Data records for software interfaces
★ ★ ★ ★ ★

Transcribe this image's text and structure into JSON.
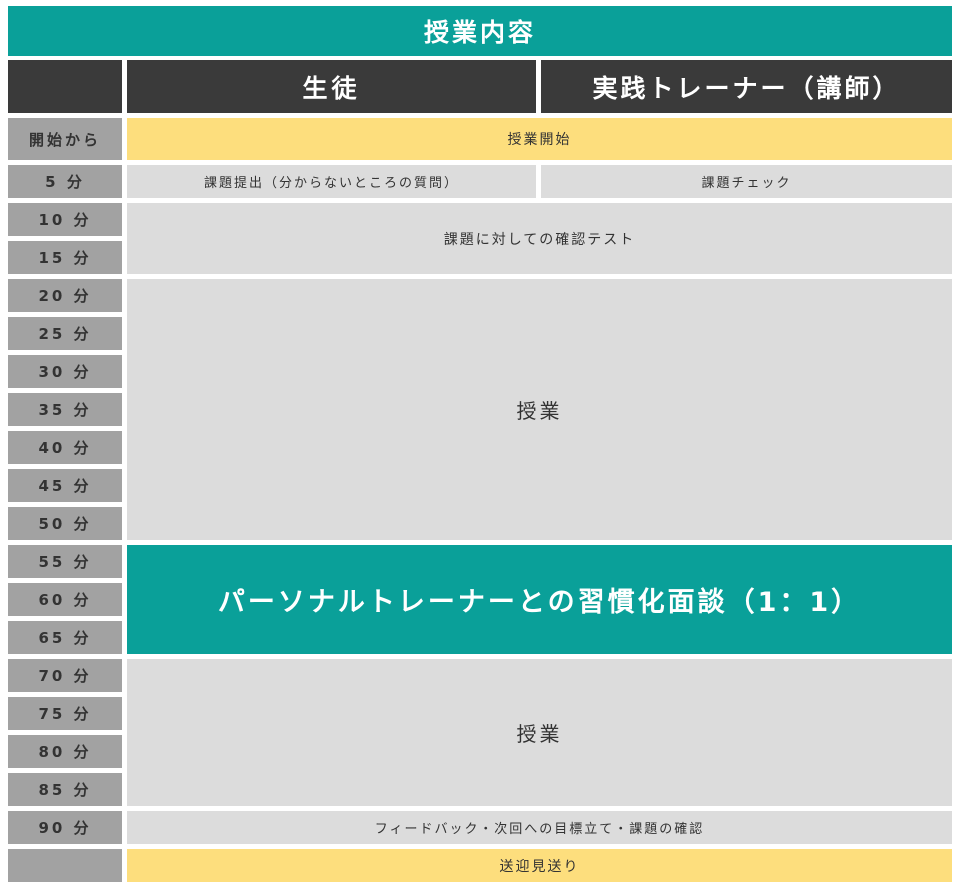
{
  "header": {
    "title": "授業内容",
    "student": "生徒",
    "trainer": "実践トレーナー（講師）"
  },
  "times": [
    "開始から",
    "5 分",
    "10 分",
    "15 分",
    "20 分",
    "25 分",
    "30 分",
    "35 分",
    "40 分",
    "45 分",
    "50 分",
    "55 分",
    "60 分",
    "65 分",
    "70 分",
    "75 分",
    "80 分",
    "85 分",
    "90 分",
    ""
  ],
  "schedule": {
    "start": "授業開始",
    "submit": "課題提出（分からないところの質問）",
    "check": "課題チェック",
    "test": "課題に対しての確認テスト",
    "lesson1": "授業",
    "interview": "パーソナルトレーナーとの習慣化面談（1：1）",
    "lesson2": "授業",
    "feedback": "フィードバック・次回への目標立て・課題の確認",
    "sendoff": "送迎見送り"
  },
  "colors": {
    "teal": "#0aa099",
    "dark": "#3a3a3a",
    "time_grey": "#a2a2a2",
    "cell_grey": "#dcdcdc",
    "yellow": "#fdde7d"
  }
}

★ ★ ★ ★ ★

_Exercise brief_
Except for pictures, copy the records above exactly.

_Exercise output_
Transcribe this image's text and structure into JSON.
{
  "header": {
    "title": "授業内容",
    "student": "生徒",
    "trainer": "実践トレーナー（講師）"
  },
  "times": [
    "開始から",
    "5 分",
    "10 分",
    "15 分",
    "20 分",
    "25 分",
    "30 分",
    "35 分",
    "40 分",
    "45 分",
    "50 分",
    "55 分",
    "60 分",
    "65 分",
    "70 分",
    "75 分",
    "80 分",
    "85 分",
    "90 分",
    ""
  ],
  "schedule": {
    "start": "授業開始",
    "submit": "課題提出（分からないところの質問）",
    "check": "課題チェック",
    "test": "課題に対しての確認テスト",
    "lesson1": "授業",
    "interview": "パーソナルトレーナーとの習慣化面談（1：1）",
    "lesson2": "授業",
    "feedback": "フィードバック・次回への目標立て・課題の確認",
    "sendoff": "送迎見送り"
  },
  "colors": {
    "teal": "#0aa099",
    "dark": "#3a3a3a",
    "time_grey": "#a2a2a2",
    "cell_grey": "#dcdcdc",
    "yellow": "#fdde7d"
  }
}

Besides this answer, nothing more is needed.